President Abdel-Fattah Al-Sisi announced Sunday that the government will allocate EGP 100m from the Tahya Misr Fund to the Labour Emergency Fund to support factories, projects, and workers, on the occasion of Labour Day.
During his speech in celebration of Labour Day, Al-Sisi expressed his trust in Egyptian workers and their role in achieving development in Egypt. On the same occasion last year, Al-Sisi had also supported the emergency fund with EGP 100m.
Calling upon businesspeople to support workers, Al-Sisi added that the state pays special attention to the heavy labour sectors, especially the textile industry.
In order to reach a decent standard of life, the government took several economic procedures, Al-Sisi said. He called on the parliament to finalise the legislation of several laws which are to regulate labour and workers’ rights.
During the celebration, the president honoured 12 older members of the The Egyptian Trade Union Federation (ETUF).
It is a tradition in the protocols of the Egyptian state for the president to celebrate May Day with representatives of workers from different sectors and the quasi state-controlled ETUF and its affiliated groups. Former President Gamal Abdul-Nasser was the first Egyptian president to celebrate Labour Day and the first celebration was held at Al-Gomhoria square in 1964. Since then, Egypt celebrates Labour Day.
However, on the ground there is a different picture to be seen as last week nine workers at Egypt Telecom were arrested in Ramses after organising a protest in front of the company’s offices. They were accused of obstructing work and were detained for four days pending investigations before they were released.
Recently, workers in different companies in several labour sectors of the country went on strike, complaining about unfair salaries that are insufficient to cover their daily expenses.
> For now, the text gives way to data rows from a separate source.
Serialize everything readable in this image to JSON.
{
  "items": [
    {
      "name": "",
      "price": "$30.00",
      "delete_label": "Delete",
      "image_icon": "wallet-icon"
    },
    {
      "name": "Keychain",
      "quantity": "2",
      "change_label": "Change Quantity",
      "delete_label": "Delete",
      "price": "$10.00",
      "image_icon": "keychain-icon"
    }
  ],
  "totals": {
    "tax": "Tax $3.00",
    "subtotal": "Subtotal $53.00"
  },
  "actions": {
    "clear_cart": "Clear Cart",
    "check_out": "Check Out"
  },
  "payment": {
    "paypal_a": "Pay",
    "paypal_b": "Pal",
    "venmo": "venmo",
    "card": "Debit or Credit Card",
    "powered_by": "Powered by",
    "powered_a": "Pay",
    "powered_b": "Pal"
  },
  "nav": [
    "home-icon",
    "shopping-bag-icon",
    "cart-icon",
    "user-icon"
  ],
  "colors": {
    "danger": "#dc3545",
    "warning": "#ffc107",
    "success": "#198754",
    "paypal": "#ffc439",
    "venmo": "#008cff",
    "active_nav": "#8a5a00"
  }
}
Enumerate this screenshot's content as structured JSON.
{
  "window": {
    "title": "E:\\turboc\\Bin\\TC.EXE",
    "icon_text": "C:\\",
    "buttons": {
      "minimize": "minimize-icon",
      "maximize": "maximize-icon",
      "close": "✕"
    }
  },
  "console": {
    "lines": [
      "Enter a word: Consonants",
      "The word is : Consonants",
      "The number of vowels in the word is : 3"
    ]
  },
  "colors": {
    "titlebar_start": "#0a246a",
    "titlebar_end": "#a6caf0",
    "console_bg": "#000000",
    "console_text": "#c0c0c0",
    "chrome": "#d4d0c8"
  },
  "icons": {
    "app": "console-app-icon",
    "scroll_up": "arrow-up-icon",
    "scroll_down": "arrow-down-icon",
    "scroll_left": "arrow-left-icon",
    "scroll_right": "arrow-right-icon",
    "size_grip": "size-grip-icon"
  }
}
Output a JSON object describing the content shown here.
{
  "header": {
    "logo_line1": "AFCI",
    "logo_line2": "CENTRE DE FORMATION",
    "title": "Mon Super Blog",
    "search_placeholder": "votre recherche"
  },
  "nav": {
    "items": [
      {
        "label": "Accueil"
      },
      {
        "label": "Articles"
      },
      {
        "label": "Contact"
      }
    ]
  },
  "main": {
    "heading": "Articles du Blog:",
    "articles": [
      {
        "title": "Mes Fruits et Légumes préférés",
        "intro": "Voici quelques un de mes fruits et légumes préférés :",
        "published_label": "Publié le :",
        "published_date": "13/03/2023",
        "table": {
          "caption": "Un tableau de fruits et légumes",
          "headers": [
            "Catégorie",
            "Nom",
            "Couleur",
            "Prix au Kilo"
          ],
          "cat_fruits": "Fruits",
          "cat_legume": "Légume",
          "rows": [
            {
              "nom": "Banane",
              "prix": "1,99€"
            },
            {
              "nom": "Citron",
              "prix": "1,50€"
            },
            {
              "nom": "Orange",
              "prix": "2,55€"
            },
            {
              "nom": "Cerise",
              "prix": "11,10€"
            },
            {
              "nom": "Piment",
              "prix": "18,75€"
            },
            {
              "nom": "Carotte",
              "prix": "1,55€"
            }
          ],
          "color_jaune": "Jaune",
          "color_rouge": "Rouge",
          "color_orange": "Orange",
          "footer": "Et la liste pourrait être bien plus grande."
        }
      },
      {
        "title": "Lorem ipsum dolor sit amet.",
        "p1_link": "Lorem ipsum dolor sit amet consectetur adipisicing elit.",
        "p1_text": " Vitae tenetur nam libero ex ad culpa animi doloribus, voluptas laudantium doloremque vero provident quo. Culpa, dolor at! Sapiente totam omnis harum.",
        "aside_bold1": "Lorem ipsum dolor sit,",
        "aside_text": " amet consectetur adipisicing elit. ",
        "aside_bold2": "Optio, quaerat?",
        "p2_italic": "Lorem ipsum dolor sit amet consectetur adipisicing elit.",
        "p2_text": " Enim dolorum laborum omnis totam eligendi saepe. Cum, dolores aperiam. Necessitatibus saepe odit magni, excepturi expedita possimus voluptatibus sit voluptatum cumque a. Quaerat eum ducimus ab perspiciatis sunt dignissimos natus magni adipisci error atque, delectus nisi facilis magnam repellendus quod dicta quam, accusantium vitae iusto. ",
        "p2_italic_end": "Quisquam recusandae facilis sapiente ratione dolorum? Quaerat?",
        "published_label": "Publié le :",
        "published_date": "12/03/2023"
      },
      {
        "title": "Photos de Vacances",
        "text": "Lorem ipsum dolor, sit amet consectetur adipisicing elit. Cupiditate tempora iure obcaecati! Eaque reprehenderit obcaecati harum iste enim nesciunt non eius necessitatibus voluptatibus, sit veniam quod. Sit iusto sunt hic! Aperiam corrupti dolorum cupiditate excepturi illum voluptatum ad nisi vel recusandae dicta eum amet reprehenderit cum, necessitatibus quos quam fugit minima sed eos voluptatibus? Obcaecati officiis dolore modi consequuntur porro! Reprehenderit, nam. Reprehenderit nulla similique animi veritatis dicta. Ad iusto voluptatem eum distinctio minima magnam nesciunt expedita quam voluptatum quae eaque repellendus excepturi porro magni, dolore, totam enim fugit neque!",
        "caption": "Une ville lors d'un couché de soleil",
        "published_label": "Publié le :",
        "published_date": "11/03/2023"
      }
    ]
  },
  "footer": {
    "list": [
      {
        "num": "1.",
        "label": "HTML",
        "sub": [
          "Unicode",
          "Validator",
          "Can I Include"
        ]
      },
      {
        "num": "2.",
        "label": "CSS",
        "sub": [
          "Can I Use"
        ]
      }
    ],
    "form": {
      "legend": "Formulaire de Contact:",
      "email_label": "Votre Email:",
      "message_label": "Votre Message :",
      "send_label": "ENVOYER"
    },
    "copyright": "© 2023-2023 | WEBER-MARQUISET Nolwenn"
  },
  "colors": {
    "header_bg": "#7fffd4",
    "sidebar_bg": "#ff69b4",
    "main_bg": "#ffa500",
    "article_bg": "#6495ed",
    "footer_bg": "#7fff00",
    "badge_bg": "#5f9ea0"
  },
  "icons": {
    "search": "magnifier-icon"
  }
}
They cite worsening conditions, especially over the last three months, as Egypt faced a series of price hikes due to the recent economic decisions made by the government in order to comply with the terms of the International Monetary Fund’s (IMF) loan.
Human Rights Watch issued a report in February, criticising the situation of workers in Egypt, stating that the hike of prices resulted in demonstrations across companies. The watchdog called on the Egyptian authorities to amend laws to make workers able to negotiate and organise themselves.